- What to do: Copy each line that contains the string "screenshot", taking them from the material.

- Dataset:
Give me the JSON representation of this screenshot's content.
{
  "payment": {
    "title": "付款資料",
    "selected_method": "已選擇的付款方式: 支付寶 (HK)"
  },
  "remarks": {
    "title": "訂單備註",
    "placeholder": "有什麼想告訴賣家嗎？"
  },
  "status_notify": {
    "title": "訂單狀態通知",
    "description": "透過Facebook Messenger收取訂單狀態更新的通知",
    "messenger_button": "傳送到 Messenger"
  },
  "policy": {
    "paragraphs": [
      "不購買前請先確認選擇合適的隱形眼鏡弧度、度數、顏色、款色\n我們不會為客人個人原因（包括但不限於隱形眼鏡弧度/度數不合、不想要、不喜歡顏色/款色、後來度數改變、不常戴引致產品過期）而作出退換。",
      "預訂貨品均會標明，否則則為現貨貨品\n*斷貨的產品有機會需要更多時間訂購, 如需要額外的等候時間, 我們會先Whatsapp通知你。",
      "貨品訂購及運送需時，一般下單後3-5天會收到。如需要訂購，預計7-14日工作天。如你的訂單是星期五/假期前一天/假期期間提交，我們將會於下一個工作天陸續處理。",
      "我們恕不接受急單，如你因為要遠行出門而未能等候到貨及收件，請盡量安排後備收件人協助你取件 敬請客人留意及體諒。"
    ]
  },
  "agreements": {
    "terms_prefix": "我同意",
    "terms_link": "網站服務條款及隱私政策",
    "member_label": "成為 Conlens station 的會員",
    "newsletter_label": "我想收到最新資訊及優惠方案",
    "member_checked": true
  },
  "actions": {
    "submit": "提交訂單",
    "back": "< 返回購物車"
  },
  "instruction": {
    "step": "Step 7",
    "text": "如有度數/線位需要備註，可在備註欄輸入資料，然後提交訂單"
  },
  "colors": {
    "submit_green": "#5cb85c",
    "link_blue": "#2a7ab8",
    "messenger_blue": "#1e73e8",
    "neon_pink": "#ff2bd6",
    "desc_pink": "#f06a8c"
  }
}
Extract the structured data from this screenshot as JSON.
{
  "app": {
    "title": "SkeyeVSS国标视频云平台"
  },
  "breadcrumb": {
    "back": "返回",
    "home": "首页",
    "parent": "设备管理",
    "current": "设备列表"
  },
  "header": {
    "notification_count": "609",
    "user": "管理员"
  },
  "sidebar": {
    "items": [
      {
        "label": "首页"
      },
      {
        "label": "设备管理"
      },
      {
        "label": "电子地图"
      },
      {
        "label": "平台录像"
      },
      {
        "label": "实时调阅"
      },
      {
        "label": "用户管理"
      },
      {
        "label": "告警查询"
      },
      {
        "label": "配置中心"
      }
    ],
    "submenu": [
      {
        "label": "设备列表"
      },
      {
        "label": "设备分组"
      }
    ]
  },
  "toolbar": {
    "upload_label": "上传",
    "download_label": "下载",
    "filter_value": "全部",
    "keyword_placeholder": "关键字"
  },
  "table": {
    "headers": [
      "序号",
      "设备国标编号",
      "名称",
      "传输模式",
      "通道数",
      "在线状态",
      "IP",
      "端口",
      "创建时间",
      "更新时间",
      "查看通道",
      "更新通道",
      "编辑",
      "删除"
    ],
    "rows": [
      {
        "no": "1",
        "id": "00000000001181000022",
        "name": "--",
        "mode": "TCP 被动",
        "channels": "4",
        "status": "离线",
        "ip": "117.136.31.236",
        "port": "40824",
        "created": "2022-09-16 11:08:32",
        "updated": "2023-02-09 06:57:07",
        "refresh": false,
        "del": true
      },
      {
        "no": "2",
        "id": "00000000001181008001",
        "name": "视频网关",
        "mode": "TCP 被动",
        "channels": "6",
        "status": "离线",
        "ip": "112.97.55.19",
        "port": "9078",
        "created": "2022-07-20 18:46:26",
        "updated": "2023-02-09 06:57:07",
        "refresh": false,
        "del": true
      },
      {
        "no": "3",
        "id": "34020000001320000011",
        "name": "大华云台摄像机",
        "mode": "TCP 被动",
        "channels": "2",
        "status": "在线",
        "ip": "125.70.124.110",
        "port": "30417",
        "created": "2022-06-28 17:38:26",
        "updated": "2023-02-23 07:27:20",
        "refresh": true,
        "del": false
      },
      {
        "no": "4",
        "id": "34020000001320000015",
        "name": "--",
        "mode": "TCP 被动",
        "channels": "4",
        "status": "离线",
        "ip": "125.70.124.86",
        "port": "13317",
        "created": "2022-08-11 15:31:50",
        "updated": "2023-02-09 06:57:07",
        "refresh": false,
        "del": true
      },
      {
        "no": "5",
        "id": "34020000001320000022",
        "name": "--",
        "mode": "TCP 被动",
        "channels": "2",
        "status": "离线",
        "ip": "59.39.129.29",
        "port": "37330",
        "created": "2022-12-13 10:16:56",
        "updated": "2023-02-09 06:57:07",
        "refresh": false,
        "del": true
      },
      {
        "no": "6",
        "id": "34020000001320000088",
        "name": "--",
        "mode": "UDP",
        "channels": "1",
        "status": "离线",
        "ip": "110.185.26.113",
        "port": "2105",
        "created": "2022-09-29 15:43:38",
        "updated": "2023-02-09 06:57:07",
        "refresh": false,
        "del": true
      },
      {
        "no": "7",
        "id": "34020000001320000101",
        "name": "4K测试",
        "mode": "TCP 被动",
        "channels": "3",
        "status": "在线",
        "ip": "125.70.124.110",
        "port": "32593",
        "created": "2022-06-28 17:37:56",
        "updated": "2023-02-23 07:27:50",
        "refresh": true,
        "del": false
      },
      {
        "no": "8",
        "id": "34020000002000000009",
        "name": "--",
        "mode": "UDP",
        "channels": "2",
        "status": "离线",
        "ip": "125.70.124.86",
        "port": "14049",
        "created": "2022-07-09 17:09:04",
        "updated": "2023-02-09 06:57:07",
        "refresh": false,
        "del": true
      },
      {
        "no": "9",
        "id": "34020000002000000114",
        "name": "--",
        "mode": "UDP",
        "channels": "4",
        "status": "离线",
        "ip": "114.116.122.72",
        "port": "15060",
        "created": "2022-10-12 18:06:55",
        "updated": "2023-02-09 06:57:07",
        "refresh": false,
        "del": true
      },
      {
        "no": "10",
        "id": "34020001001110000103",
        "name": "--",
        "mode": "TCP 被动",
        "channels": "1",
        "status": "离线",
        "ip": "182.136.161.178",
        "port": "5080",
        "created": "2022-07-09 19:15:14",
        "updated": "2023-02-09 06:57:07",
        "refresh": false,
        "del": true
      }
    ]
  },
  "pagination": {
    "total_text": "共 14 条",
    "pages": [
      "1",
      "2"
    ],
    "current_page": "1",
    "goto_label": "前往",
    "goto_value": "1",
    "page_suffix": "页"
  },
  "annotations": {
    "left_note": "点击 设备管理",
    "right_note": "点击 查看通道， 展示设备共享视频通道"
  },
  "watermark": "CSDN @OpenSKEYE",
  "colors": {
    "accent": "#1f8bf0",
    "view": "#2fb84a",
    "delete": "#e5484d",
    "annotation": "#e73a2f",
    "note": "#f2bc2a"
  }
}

- Task answer:
Give me the JSON representation of this screenshot's content.
Extract the structured data from this screenshot as JSON.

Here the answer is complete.